I have 2 alien posts.
5 years ago or whenever they were released (carbon), they were the lightest thing on the market, so I had to have one. It worked, it was light and not outrageously expensive, so I quickly bought another (alloy)
They work, they're light, but a big pain in the butt to adjust.
A seatpost's job is only to hold a saddle securely. It does that very well, yes. Mine has never
slipped. But like I said, it's REALLY difficult to change your saddle position [even slightly]. Maybe it's better since they got rid of the two bolt clamp... I dunno.
The problem is the design itself. The rail clamps don't bolt down directly perpendicular to the rails but PARALLEL to them.
Even changing the fore-aft position is more difficult than it should be; you have to release clamp pressure, which in so doing, sometimes affects the tilt.
But the real problem comes when adjusting or fine tuning the saddle tilt itself. Theoretically, it should provide infiinite adjustment. The reality is somewhat different. You have to totally back off the clamp pressure, which in so doing changes the angle of the saddle dramatically. So you have to start with the saddle in a very arbitrary nose down position, then tighten the clamp, which brings it up more or less level. It's a completely trial and error experience. Because the bolt has such a fine thread, it takes a few minutes to make one adjustment, so if you've done it wrong, you have to spend more time undoing it. But then the clamp sticks in place. How do you release the clamp? By banging the bolt heads sharply with a small hammer. But that stuffs up the most recent position.

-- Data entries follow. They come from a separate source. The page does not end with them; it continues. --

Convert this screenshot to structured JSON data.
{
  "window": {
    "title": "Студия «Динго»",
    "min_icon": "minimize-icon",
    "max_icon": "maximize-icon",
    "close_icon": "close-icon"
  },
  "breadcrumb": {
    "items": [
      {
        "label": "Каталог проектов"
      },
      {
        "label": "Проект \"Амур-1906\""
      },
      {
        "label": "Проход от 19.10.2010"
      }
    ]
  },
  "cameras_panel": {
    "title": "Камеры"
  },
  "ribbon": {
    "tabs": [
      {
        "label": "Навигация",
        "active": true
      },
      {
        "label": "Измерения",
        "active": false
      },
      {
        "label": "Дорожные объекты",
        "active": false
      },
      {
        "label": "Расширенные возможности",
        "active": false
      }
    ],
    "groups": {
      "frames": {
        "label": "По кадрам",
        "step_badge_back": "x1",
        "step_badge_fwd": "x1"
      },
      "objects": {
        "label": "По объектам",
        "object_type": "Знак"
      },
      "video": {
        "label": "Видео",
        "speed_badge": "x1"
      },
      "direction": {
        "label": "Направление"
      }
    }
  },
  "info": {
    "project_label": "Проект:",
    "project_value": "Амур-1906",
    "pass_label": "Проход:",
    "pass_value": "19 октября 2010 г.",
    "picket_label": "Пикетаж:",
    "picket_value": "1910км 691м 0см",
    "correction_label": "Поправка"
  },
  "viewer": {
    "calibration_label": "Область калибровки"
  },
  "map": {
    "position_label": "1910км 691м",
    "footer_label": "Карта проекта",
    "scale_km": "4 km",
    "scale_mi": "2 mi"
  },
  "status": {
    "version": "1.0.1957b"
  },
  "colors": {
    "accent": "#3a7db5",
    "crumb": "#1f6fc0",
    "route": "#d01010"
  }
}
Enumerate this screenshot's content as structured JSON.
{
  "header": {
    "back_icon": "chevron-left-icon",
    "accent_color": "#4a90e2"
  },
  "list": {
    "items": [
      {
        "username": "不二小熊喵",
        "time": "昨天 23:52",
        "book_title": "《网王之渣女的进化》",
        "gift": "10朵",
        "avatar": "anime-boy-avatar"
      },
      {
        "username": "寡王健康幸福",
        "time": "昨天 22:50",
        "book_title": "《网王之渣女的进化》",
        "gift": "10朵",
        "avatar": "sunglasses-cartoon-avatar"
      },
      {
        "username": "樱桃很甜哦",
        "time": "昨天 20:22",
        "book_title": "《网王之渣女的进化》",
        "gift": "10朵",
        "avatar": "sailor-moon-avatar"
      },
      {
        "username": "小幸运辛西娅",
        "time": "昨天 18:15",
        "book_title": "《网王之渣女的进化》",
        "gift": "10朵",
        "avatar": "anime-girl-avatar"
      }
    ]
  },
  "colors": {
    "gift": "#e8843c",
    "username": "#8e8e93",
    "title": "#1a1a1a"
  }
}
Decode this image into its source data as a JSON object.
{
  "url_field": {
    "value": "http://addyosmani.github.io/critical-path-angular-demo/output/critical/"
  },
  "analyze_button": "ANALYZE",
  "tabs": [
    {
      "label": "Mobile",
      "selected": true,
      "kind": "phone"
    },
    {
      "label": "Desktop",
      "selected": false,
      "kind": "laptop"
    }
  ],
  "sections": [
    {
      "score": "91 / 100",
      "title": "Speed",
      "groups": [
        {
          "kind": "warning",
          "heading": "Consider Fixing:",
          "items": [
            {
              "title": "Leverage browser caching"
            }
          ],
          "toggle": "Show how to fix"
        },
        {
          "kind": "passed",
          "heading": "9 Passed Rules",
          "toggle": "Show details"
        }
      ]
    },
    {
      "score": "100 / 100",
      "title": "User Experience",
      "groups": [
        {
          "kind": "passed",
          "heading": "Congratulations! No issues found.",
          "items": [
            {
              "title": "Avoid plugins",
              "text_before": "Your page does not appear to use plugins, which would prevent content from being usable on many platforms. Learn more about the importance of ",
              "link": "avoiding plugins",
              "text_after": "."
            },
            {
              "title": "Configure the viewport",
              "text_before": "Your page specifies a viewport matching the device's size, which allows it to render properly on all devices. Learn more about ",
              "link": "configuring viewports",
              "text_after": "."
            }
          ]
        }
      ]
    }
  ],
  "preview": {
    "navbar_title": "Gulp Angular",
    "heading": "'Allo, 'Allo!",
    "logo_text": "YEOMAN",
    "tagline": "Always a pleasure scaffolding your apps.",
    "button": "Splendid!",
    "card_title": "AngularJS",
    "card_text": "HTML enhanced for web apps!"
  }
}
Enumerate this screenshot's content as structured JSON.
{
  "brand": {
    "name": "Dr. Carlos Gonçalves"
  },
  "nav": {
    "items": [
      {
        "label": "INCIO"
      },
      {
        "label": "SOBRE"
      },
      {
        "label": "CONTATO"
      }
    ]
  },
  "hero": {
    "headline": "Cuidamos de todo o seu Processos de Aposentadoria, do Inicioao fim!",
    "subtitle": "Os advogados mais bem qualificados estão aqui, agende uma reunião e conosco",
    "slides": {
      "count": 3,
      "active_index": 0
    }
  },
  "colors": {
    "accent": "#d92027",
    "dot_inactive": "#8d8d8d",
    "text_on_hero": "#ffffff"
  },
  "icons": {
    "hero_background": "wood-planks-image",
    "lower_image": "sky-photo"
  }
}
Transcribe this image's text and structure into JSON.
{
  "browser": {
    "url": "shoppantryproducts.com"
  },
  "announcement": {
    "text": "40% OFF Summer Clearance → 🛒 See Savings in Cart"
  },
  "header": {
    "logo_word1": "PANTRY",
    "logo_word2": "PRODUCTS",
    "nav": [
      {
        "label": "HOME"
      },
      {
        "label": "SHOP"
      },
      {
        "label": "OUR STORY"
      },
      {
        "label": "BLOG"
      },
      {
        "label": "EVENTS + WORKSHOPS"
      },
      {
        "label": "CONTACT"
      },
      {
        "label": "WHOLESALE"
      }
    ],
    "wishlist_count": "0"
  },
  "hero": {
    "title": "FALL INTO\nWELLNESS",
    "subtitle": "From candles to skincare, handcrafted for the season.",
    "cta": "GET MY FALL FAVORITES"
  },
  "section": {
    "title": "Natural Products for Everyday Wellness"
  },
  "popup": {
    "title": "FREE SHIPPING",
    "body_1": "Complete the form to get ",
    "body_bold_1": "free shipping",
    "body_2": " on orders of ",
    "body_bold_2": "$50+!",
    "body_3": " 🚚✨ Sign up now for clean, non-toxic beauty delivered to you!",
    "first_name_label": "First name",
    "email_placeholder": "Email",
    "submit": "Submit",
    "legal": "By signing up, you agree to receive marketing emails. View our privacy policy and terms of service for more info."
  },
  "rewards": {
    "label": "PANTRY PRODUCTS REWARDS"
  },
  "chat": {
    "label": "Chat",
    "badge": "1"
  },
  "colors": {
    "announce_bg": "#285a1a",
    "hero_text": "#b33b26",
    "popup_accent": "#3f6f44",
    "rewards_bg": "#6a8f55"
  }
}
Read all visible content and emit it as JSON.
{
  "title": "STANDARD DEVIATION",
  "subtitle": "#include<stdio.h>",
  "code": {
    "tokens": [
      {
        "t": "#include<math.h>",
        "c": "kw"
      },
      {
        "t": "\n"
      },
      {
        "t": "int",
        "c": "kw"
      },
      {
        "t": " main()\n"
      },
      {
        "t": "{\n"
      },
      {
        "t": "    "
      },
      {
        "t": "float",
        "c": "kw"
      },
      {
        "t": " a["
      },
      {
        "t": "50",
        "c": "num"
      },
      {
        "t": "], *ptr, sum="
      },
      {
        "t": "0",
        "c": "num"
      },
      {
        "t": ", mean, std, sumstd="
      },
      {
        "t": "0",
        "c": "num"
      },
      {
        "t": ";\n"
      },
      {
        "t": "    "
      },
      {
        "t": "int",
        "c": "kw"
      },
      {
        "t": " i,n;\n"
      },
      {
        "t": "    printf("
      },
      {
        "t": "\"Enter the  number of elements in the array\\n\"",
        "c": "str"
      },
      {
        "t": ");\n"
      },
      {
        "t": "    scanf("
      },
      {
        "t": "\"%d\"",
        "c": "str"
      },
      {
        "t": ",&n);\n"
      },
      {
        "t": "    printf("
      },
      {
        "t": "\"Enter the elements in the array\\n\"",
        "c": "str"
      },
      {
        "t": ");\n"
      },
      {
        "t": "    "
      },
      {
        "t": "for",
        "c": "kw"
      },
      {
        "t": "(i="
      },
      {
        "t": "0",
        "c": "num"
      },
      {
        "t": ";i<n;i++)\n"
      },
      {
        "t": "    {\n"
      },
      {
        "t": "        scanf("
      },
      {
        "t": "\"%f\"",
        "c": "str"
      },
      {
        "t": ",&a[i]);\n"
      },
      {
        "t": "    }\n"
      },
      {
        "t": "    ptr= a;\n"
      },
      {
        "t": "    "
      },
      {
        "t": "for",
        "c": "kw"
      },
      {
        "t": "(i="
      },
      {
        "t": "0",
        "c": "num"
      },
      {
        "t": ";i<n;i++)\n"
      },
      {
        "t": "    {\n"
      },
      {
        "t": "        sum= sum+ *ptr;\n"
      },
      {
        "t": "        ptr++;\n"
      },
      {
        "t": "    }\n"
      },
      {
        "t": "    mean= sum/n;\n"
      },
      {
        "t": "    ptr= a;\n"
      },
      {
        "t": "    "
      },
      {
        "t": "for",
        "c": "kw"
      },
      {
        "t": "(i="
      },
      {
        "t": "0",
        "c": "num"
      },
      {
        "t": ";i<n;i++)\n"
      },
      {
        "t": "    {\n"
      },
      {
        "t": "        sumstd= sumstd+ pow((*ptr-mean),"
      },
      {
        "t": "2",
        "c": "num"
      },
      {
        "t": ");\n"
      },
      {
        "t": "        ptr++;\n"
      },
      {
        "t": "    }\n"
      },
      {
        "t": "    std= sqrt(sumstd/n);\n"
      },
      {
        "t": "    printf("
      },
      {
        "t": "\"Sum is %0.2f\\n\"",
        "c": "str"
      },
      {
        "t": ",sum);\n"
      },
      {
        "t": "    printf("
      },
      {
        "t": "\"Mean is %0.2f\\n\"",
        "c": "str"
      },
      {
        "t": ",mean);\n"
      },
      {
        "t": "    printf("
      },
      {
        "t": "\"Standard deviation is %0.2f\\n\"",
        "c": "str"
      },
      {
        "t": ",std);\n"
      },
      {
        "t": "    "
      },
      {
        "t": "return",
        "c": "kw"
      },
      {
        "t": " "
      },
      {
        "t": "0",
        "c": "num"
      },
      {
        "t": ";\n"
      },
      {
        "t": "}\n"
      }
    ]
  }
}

Even if you had it close, it'll be way off now!!! So you quickly get weary of making these continual ball-park adjustments.
I recently found that if you grease the hole clamp head, get the saddle level, then maintain downwards pressure on the nose of the saddle as your're tightening the rail clamps, it stays more or less in the same position.
Needless to say, I'm selling my alloy alien post (as part of a bike).